(ASSIGNMENT) Print the entries exactly; skip the pictures.

(RECORDS SUPPLIED)
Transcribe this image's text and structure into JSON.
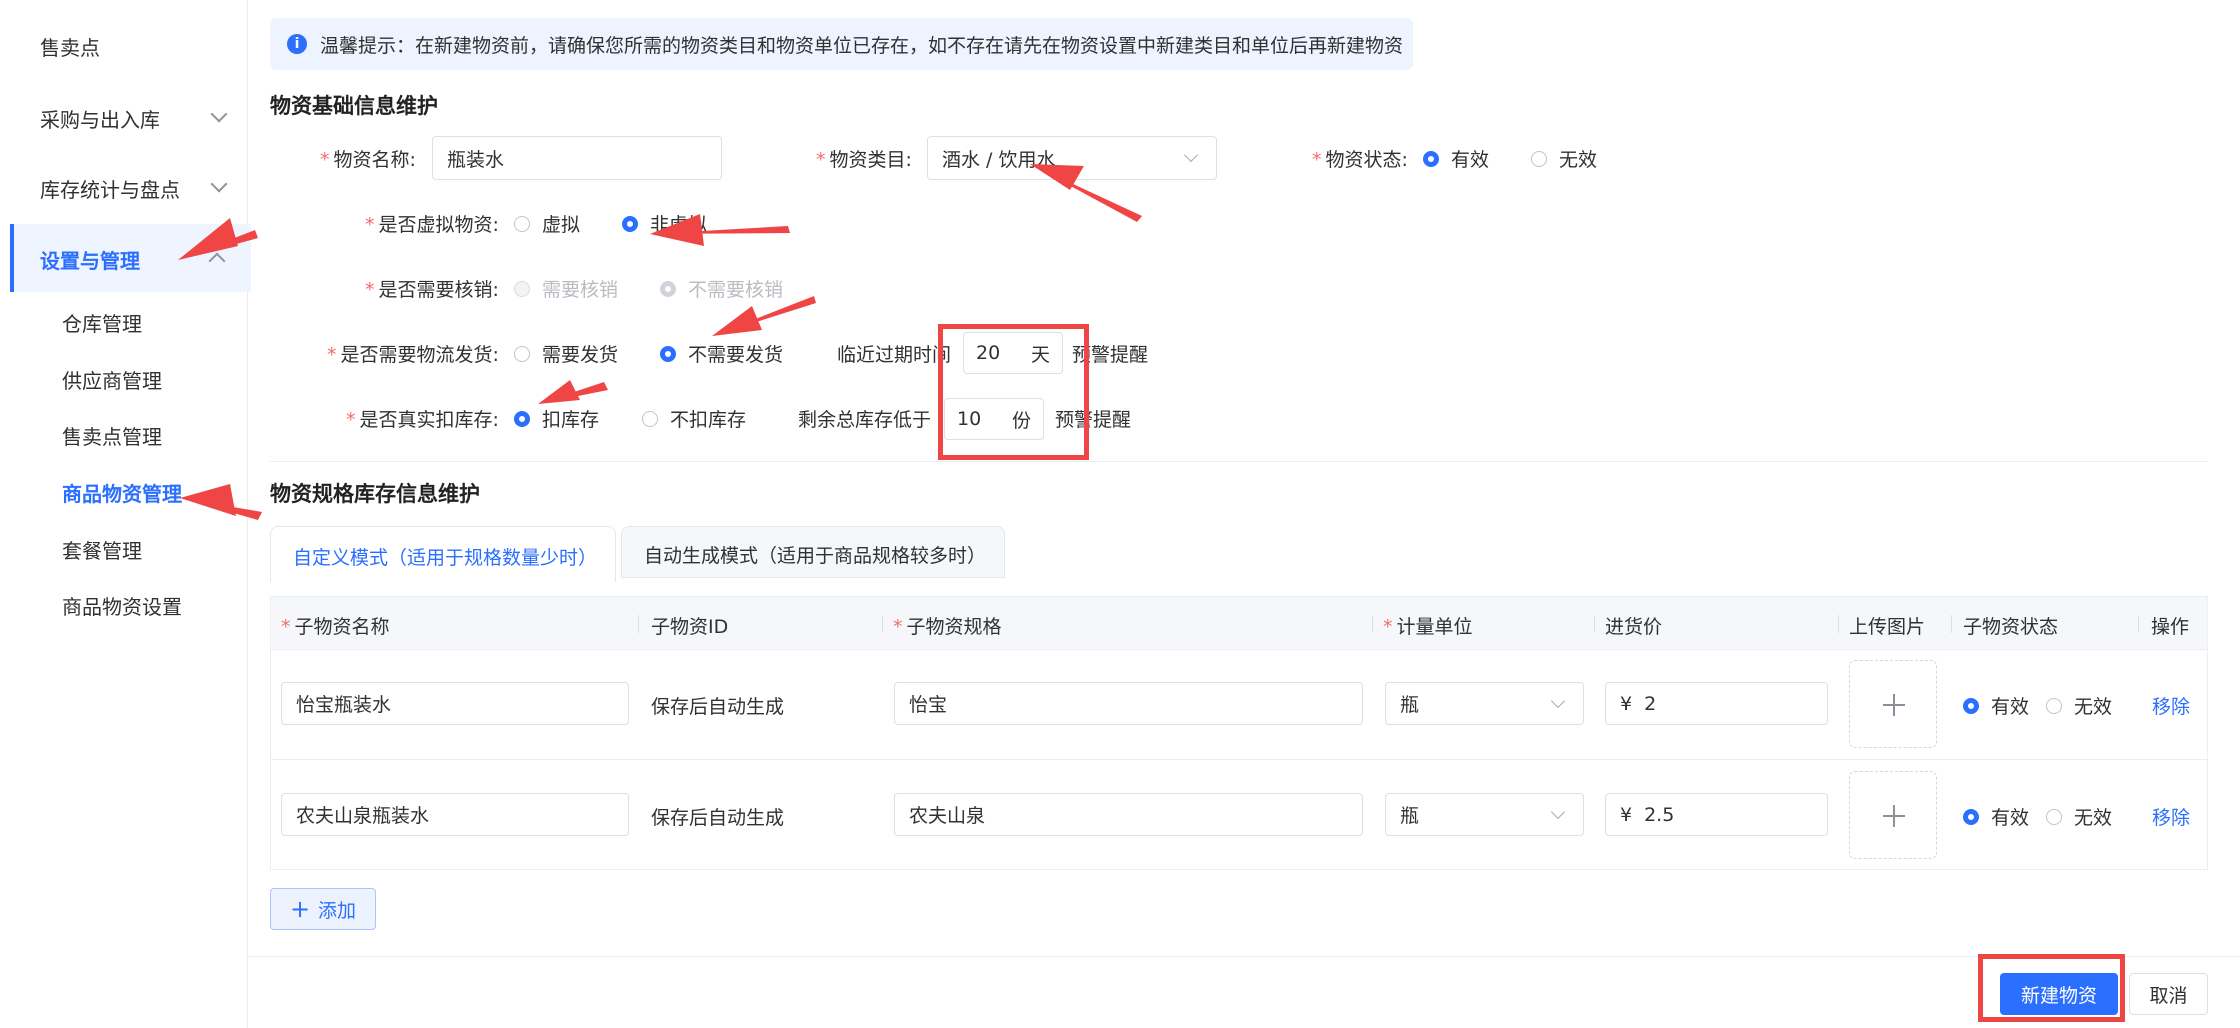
{
  "sidebar": {
    "items": [
      {
        "label": "售卖点"
      },
      {
        "label": "采购与出入库"
      },
      {
        "label": "库存统计与盘点"
      },
      {
        "label": "设置与管理"
      },
      {
        "label": "仓库管理"
      },
      {
        "label": "供应商管理"
      },
      {
        "label": "售卖点管理"
      },
      {
        "label": "商品物资管理"
      },
      {
        "label": "套餐管理"
      },
      {
        "label": "商品物资设置"
      }
    ]
  },
  "notice": {
    "text": "温馨提示：在新建物资前，请确保您所需的物资类目和物资单位已存在，如不存在请先在物资设置中新建类目和单位后再新建物资"
  },
  "basic": {
    "title": "物资基础信息维护",
    "name_label": "物资名称:",
    "name_value": "瓶装水",
    "category_label": "物资类目:",
    "category_value": "酒水 / 饮用水",
    "status_label": "物资状态:",
    "status_opt_valid": "有效",
    "status_opt_invalid": "无效",
    "virtual_label": "是否虚拟物资:",
    "virtual_opt_yes": "虚拟",
    "virtual_opt_no": "非虚拟",
    "verify_label": "是否需要核销:",
    "verify_opt_yes": "需要核销",
    "verify_opt_no": "不需要核销",
    "ship_label": "是否需要物流发货:",
    "ship_opt_yes": "需要发货",
    "ship_opt_no": "不需要发货",
    "expiry_label": "临近过期时间",
    "expiry_value": "20",
    "expiry_unit": "天",
    "expiry_suffix": "预警提醒",
    "stock_label": "是否真实扣库存:",
    "stock_opt_yes": "扣库存",
    "stock_opt_no": "不扣库存",
    "low_label": "剩余总库存低于",
    "low_value": "10",
    "low_unit": "份",
    "low_suffix": "预警提醒"
  },
  "spec": {
    "title": "物资规格库存信息维护",
    "tabs": [
      {
        "label": "自定义模式（适用于规格数量少时）"
      },
      {
        "label": "自动生成模式（适用于商品规格较多时）"
      }
    ],
    "headers": {
      "sub_name": "子物资名称",
      "sub_id": "子物资ID",
      "sub_spec": "子物资规格",
      "unit": "计量单位",
      "price": "进货价",
      "image": "上传图片",
      "status": "子物资状态",
      "op": "操作"
    },
    "rows": [
      {
        "name": "怡宝瓶装水",
        "id": "保存后自动生成",
        "spec": "怡宝",
        "unit": "瓶",
        "currency": "¥",
        "price": "2",
        "status_valid": "有效",
        "status_invalid": "无效",
        "remove": "移除"
      },
      {
        "name": "农夫山泉瓶装水",
        "id": "保存后自动生成",
        "spec": "农夫山泉",
        "unit": "瓶",
        "currency": "¥",
        "price": "2.5",
        "status_valid": "有效",
        "status_invalid": "无效",
        "remove": "移除"
      }
    ],
    "add_label": "添加"
  },
  "footer": {
    "create_label": "新建物资",
    "cancel_label": "取消"
  },
  "colors": {
    "primary": "#2b6fff",
    "annotation": "#ef4545",
    "required": "#f56c6c",
    "notice_bg": "#eef4ff"
  },
  "icons": {
    "notice": "info-icon",
    "add": "plus-icon",
    "upload": "plus-icon",
    "expand": "chevron-down-icon",
    "collapse": "chevron-up-icon"
  }
}
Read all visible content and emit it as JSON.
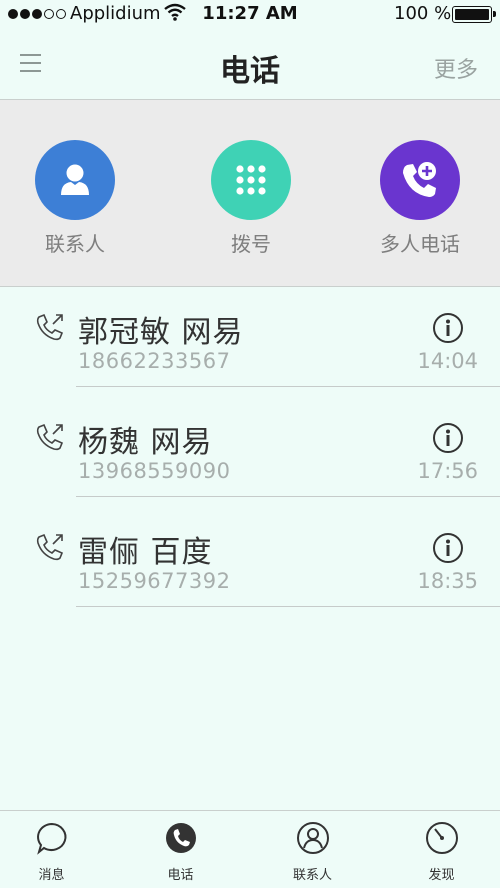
{
  "status_bar": {
    "carrier": "Applidium",
    "time": "11:27 AM",
    "battery": "100 %"
  },
  "nav": {
    "title": "电话",
    "more": "更多"
  },
  "quick_actions": [
    {
      "label": "联系人",
      "icon": "contact-person-icon",
      "color": "#3d7fd6"
    },
    {
      "label": "拨号",
      "icon": "dialpad-icon",
      "color": "#3fd2b5"
    },
    {
      "label": "多人电话",
      "icon": "add-call-icon",
      "color": "#6a35cf"
    }
  ],
  "calls": [
    {
      "name": "郭冠敏  网易",
      "number": "18662233567",
      "time": "14:04"
    },
    {
      "name": "杨魏  网易",
      "number": "13968559090",
      "time": "17:56"
    },
    {
      "name": "雷俪  百度",
      "number": "15259677392",
      "time": "18:35"
    }
  ],
  "tabs": [
    {
      "label": "消息",
      "icon": "message-bubble-icon"
    },
    {
      "label": "电话",
      "icon": "phone-tab-icon",
      "active": true
    },
    {
      "label": "联系人",
      "icon": "contacts-tab-icon"
    },
    {
      "label": "发现",
      "icon": "discover-compass-icon"
    }
  ],
  "colors": {
    "background": "#eefcf8",
    "panel": "#ebebeb",
    "muted_text": "#a7aeac"
  }
}
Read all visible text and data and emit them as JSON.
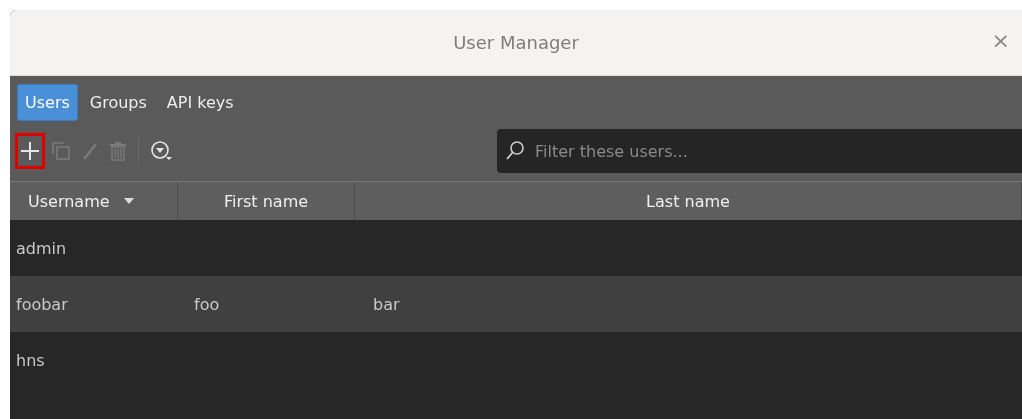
{
  "window": {
    "title": "User Manager",
    "close": "×"
  },
  "tabs": [
    {
      "label": "Users",
      "selected": true
    },
    {
      "label": "Groups",
      "selected": false
    },
    {
      "label": "API keys",
      "selected": false
    }
  ],
  "toolbar": [
    {
      "kind": "add",
      "disabled": false,
      "highlighted": true
    },
    {
      "kind": "copy",
      "disabled": true,
      "highlighted": false
    },
    {
      "kind": "edit",
      "disabled": true,
      "highlighted": false
    },
    {
      "kind": "delete",
      "disabled": true,
      "highlighted": false
    },
    {
      "kind": "separator"
    },
    {
      "kind": "filter",
      "disabled": false,
      "highlighted": false
    }
  ],
  "search": {
    "placeholder": "Filter these users..."
  },
  "table": {
    "columns": [
      {
        "label": "Username",
        "sorted": true
      },
      {
        "label": "First name",
        "sorted": false
      },
      {
        "label": "Last name",
        "sorted": false
      }
    ],
    "rows": [
      [
        "admin",
        "",
        ""
      ],
      [
        "foobar",
        "foo",
        "bar"
      ],
      [
        "hns",
        "",
        ""
      ]
    ]
  }
}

(SOLUTION TO THIS EXERCISE)
Transcribe this image's text and structure into JSON.
{
  "sidebar": {
    "items": [
      {
        "label": "售卖点"
      },
      {
        "label": "采购与出入库"
      },
      {
        "label": "库存统计与盘点"
      },
      {
        "label": "设置与管理"
      },
      {
        "label": "仓库管理"
      },
      {
        "label": "供应商管理"
      },
      {
        "label": "售卖点管理"
      },
      {
        "label": "商品物资管理"
      },
      {
        "label": "套餐管理"
      },
      {
        "label": "商品物资设置"
      }
    ]
  },
  "notice": {
    "text": "温馨提示：在新建物资前，请确保您所需的物资类目和物资单位已存在，如不存在请先在物资设置中新建类目和单位后再新建物资"
  },
  "basic": {
    "title": "物资基础信息维护",
    "name_label": "物资名称:",
    "name_value": "瓶装水",
    "category_label": "物资类目:",
    "category_value": "酒水 / 饮用水",
    "status_label": "物资状态:",
    "status_opt_valid": "有效",
    "status_opt_invalid": "无效",
    "virtual_label": "是否虚拟物资:",
    "virtual_opt_yes": "虚拟",
    "virtual_opt_no": "非虚拟",
    "verify_label": "是否需要核销:",
    "verify_opt_yes": "需要核销",
    "verify_opt_no": "不需要核销",
    "ship_label": "是否需要物流发货:",
    "ship_opt_yes": "需要发货",
    "ship_opt_no": "不需要发货",
    "expiry_label": "临近过期时间",
    "expiry_value": "20",
    "expiry_unit": "天",
    "expiry_suffix": "预警提醒",
    "stock_label": "是否真实扣库存:",
    "stock_opt_yes": "扣库存",
    "stock_opt_no": "不扣库存",
    "low_label": "剩余总库存低于",
    "low_value": "10",
    "low_unit": "份",
    "low_suffix": "预警提醒"
  },
  "spec": {
    "title": "物资规格库存信息维护",
    "tabs": [
      {
        "label": "自定义模式（适用于规格数量少时）"
      },
      {
        "label": "自动生成模式（适用于商品规格较多时）"
      }
    ],
    "headers": {
      "sub_name": "子物资名称",
      "sub_id": "子物资ID",
      "sub_spec": "子物资规格",
      "unit": "计量单位",
      "price": "进货价",
      "image": "上传图片",
      "status": "子物资状态",
      "op": "操作"
    },
    "rows": [
      {
        "name": "怡宝瓶装水",
        "id": "保存后自动生成",
        "spec": "怡宝",
        "unit": "瓶",
        "currency": "¥",
        "price": "2",
        "status_valid": "有效",
        "status_invalid": "无效",
        "remove": "移除"
      },
      {
        "name": "农夫山泉瓶装水",
        "id": "保存后自动生成",
        "spec": "农夫山泉",
        "unit": "瓶",
        "currency": "¥",
        "price": "2.5",
        "status_valid": "有效",
        "status_invalid": "无效",
        "remove": "移除"
      }
    ],
    "add_label": "添加"
  },
  "footer": {
    "create_label": "新建物资",
    "cancel_label": "取消"
  },
  "colors": {
    "primary": "#2b6fff",
    "annotation": "#ef4545",
    "required": "#f56c6c",
    "notice_bg": "#eef4ff"
  },
  "icons": {
    "notice": "info-icon",
    "add": "plus-icon",
    "upload": "plus-icon",
    "expand": "chevron-down-icon",
    "collapse": "chevron-up-icon"
  }
}
Read all visible content and emit it as JSON.
{
  "status_bar": {
    "carrier": "Applidium",
    "time": "11:27 AM",
    "battery": "100 %"
  },
  "nav": {
    "title": "电话",
    "more": "更多"
  },
  "quick_actions": [
    {
      "label": "联系人",
      "icon": "contact-person-icon",
      "color": "#3d7fd6"
    },
    {
      "label": "拨号",
      "icon": "dialpad-icon",
      "color": "#3fd2b5"
    },
    {
      "label": "多人电话",
      "icon": "add-call-icon",
      "color": "#6a35cf"
    }
  ],
  "calls": [
    {
      "name": "郭冠敏  网易",
      "number": "18662233567",
      "time": "14:04"
    },
    {
      "name": "杨魏  网易",
      "number": "13968559090",
      "time": "17:56"
    },
    {
      "name": "雷俪  百度",
      "number": "15259677392",
      "time": "18:35"
    }
  ],
  "tabs": [
    {
      "label": "消息",
      "icon": "message-bubble-icon"
    },
    {
      "label": "电话",
      "icon": "phone-tab-icon",
      "active": true
    },
    {
      "label": "联系人",
      "icon": "contacts-tab-icon"
    },
    {
      "label": "发现",
      "icon": "discover-compass-icon"
    }
  ],
  "colors": {
    "background": "#eefcf8",
    "panel": "#ebebeb",
    "muted_text": "#a7aeac"
  }
}
Read all visible text and data and emit them as JSON.
{
  "window": {
    "title": "User Manager",
    "close": "×"
  },
  "tabs": [
    {
      "label": "Users",
      "selected": true
    },
    {
      "label": "Groups",
      "selected": false
    },
    {
      "label": "API keys",
      "selected": false
    }
  ],
  "toolbar": [
    {
      "kind": "add",
      "disabled": false,
      "highlighted": true
    },
    {
      "kind": "copy",
      "disabled": true,
      "highlighted": false
    },
    {
      "kind": "edit",
      "disabled": true,
      "highlighted": false
    },
    {
      "kind": "delete",
      "disabled": true,
      "highlighted": false
    },
    {
      "kind": "separator"
    },
    {
      "kind": "filter",
      "disabled": false,
      "highlighted": false
    }
  ],
  "search": {
    "placeholder": "Filter these users..."
  },
  "table": {
    "columns": [
      {
        "label": "Username",
        "sorted": true
      },
      {
        "label": "First name",
        "sorted": false
      },
      {
        "label": "Last name",
        "sorted": false
      }
    ],
    "rows": [
      [
        "admin",
        "",
        ""
      ],
      [
        "foobar",
        "foo",
        "bar"
      ],
      [
        "hns",
        "",
        ""
      ]
    ]
  }
}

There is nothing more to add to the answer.